■ TASK STATEMENT
Output each entry in full so that the result matches the data exactly.

::: GIVEN RECORDS :::

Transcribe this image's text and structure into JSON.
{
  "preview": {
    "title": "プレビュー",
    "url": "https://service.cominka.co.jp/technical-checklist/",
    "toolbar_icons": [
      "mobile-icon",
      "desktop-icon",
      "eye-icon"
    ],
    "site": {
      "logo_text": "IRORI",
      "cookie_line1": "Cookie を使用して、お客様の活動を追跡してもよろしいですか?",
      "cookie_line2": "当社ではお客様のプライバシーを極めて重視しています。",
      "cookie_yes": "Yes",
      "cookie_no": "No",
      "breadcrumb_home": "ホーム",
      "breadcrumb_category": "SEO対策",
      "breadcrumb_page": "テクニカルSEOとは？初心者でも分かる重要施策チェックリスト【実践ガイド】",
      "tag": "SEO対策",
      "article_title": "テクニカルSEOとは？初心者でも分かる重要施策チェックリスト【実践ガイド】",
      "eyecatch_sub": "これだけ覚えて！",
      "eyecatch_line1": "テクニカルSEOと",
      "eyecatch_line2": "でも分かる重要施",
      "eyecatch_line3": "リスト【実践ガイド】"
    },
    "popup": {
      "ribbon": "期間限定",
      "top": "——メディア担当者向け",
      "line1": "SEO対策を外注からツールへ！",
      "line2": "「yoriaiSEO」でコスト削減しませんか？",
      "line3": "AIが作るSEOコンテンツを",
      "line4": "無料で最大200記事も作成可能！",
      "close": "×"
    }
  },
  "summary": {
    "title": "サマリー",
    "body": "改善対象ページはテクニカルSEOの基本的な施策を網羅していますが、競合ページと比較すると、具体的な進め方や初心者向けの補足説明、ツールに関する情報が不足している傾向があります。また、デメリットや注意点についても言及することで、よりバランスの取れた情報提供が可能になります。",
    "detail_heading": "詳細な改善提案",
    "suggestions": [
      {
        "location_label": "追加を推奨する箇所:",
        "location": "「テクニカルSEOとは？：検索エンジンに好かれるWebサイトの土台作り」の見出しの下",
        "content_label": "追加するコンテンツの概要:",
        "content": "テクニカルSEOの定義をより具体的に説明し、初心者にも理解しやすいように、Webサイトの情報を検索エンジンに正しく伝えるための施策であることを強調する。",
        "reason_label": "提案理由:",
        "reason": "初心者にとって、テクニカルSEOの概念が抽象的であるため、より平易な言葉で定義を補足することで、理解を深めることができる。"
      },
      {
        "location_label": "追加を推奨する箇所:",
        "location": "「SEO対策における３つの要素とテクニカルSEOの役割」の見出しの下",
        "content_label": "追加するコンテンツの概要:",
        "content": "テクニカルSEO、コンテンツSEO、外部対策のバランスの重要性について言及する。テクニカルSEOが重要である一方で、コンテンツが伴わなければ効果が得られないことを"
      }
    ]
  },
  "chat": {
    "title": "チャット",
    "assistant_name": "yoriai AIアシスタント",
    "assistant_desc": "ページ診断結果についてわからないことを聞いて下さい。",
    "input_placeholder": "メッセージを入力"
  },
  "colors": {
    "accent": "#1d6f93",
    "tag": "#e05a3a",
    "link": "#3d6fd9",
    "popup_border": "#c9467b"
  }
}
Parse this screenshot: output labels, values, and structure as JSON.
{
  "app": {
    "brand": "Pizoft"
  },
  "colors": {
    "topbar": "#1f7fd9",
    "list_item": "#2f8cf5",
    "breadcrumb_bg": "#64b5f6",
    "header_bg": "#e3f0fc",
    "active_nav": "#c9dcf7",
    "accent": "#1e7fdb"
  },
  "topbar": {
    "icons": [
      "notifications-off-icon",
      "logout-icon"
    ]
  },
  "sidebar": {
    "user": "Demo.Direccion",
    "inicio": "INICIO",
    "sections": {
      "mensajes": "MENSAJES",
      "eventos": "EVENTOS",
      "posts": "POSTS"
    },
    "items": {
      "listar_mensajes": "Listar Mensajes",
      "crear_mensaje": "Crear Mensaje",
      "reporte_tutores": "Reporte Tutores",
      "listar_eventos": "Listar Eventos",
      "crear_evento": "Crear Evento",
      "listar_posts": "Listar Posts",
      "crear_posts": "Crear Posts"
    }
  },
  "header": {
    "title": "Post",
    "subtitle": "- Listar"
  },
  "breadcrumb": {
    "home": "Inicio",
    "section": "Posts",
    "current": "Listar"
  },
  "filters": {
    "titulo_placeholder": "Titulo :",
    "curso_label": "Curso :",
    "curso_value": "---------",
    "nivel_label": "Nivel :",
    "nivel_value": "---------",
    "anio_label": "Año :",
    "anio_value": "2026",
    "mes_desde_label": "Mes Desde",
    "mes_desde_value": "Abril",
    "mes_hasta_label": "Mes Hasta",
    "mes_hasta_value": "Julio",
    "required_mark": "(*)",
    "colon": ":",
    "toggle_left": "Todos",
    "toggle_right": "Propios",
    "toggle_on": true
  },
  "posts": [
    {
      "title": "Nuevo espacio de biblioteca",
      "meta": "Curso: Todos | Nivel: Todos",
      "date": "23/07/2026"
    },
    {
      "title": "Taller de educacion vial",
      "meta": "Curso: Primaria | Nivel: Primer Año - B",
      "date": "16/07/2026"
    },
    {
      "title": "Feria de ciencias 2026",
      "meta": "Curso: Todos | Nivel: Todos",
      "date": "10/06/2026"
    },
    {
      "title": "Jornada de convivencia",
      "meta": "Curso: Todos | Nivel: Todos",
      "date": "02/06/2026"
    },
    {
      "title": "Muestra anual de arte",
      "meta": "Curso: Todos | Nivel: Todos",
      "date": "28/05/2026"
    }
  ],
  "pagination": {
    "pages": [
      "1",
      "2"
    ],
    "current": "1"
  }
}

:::

■ EXERCISE ANSWER
Transcribe this image's text and structure into JSON.
{
  "preview": {
    "title": "プレビュー",
    "url": "https://service.cominka.co.jp/technical-checklist/",
    "toolbar_icons": [
      "mobile-icon",
      "desktop-icon",
      "eye-icon"
    ],
    "site": {
      "logo_text": "IRORI",
      "cookie_line1": "Cookie を使用して、お客様の活動を追跡してもよろしいですか?",
      "cookie_line2": "当社ではお客様のプライバシーを極めて重視しています。",
      "cookie_yes": "Yes",
      "cookie_no": "No",
      "breadcrumb_home": "ホーム",
      "breadcrumb_category": "SEO対策",
      "breadcrumb_page": "テクニカルSEOとは？初心者でも分かる重要施策チェックリスト【実践ガイド】",
      "tag": "SEO対策",
      "article_title": "テクニカルSEOとは？初心者でも分かる重要施策チェックリスト【実践ガイド】",
      "eyecatch_sub": "これだけ覚えて！",
      "eyecatch_line1": "テクニカルSEOと",
      "eyecatch_line2": "でも分かる重要施",
      "eyecatch_line3": "リスト【実践ガイド】"
    },
    "popup": {
      "ribbon": "期間限定",
      "top": "——メディア担当者向け",
      "line1": "SEO対策を外注からツールへ！",
      "line2": "「yoriaiSEO」でコスト削減しませんか？",
      "line3": "AIが作るSEOコンテンツを",
      "line4": "無料で最大200記事も作成可能！",
      "close": "×"
    }
  },
  "summary": {
    "title": "サマリー",
    "body": "改善対象ページはテクニカルSEOの基本的な施策を網羅していますが、競合ページと比較すると、具体的な進め方や初心者向けの補足説明、ツールに関する情報が不足している傾向があります。また、デメリットや注意点についても言及することで、よりバランスの取れた情報提供が可能になります。",
    "detail_heading": "詳細な改善提案",
    "suggestions": [
      {
        "location_label": "追加を推奨する箇所:",
        "location": "「テクニカルSEOとは？：検索エンジンに好かれるWebサイトの土台作り」の見出しの下",
        "content_label": "追加するコンテンツの概要:",
        "content": "テクニカルSEOの定義をより具体的に説明し、初心者にも理解しやすいように、Webサイトの情報を検索エンジンに正しく伝えるための施策であることを強調する。",
        "reason_label": "提案理由:",
        "reason": "初心者にとって、テクニカルSEOの概念が抽象的であるため、より平易な言葉で定義を補足することで、理解を深めることができる。"
      },
      {
        "location_label": "追加を推奨する箇所:",
        "location": "「SEO対策における３つの要素とテクニカルSEOの役割」の見出しの下",
        "content_label": "追加するコンテンツの概要:",
        "content": "テクニカルSEO、コンテンツSEO、外部対策のバランスの重要性について言及する。テクニカルSEOが重要である一方で、コンテンツが伴わなければ効果が得られないことを"
      }
    ]
  },
  "chat": {
    "title": "チャット",
    "assistant_name": "yoriai AIアシスタント",
    "assistant_desc": "ページ診断結果についてわからないことを聞いて下さい。",
    "input_placeholder": "メッセージを入力"
  },
  "colors": {
    "accent": "#1d6f93",
    "tag": "#e05a3a",
    "link": "#3d6fd9",
    "popup_border": "#c9467b"
  }
}
Parse this screenshot: output labels, values, and structure as JSON.
{
  "app": {
    "brand": "Pizoft"
  },
  "colors": {
    "topbar": "#1f7fd9",
    "list_item": "#2f8cf5",
    "breadcrumb_bg": "#64b5f6",
    "header_bg": "#e3f0fc",
    "active_nav": "#c9dcf7",
    "accent": "#1e7fdb"
  },
  "topbar": {
    "icons": [
      "notifications-off-icon",
      "logout-icon"
    ]
  },
  "sidebar": {
    "user": "Demo.Direccion",
    "inicio": "INICIO",
    "sections": {
      "mensajes": "MENSAJES",
      "eventos": "EVENTOS",
      "posts": "POSTS"
    },
    "items": {
      "listar_mensajes": "Listar Mensajes",
      "crear_mensaje": "Crear Mensaje",
      "reporte_tutores": "Reporte Tutores",
      "listar_eventos": "Listar Eventos",
      "crear_evento": "Crear Evento",
      "listar_posts": "Listar Posts",
      "crear_posts": "Crear Posts"
    }
  },
  "header": {
    "title": "Post",
    "subtitle": "- Listar"
  },
  "breadcrumb": {
    "home": "Inicio",
    "section": "Posts",
    "current": "Listar"
  },
  "filters": {
    "titulo_placeholder": "Titulo :",
    "curso_label": "Curso :",
    "curso_value": "---------",
    "nivel_label": "Nivel :",
    "nivel_value": "---------",
    "anio_label": "Año :",
    "anio_value": "2026",
    "mes_desde_label": "Mes Desde",
    "mes_desde_value": "Abril",
    "mes_hasta_label": "Mes Hasta",
    "mes_hasta_value": "Julio",
    "required_mark": "(*)",
    "colon": ":",
    "toggle_left": "Todos",
    "toggle_right": "Propios",
    "toggle_on": true
  },
  "posts": [
    {
      "title": "Nuevo espacio de biblioteca",
      "meta": "Curso: Todos | Nivel: Todos",
      "date": "23/07/2026"
    },
    {
      "title": "Taller de educacion vial",
      "meta": "Curso: Primaria | Nivel: Primer Año - B",
      "date": "16/07/2026"
    },
    {
      "title": "Feria de ciencias 2026",
      "meta": "Curso: Todos | Nivel: Todos",
      "date": "10/06/2026"
    },
    {
      "title": "Jornada de convivencia",
      "meta": "Curso: Todos | Nivel: Todos",
      "date": "02/06/2026"
    },
    {
      "title": "Muestra anual de arte",
      "meta": "Curso: Todos | Nivel: Todos",
      "date": "28/05/2026"
    }
  ],
  "pagination": {
    "pages": [
      "1",
      "2"
    ],
    "current": "1"
  }
}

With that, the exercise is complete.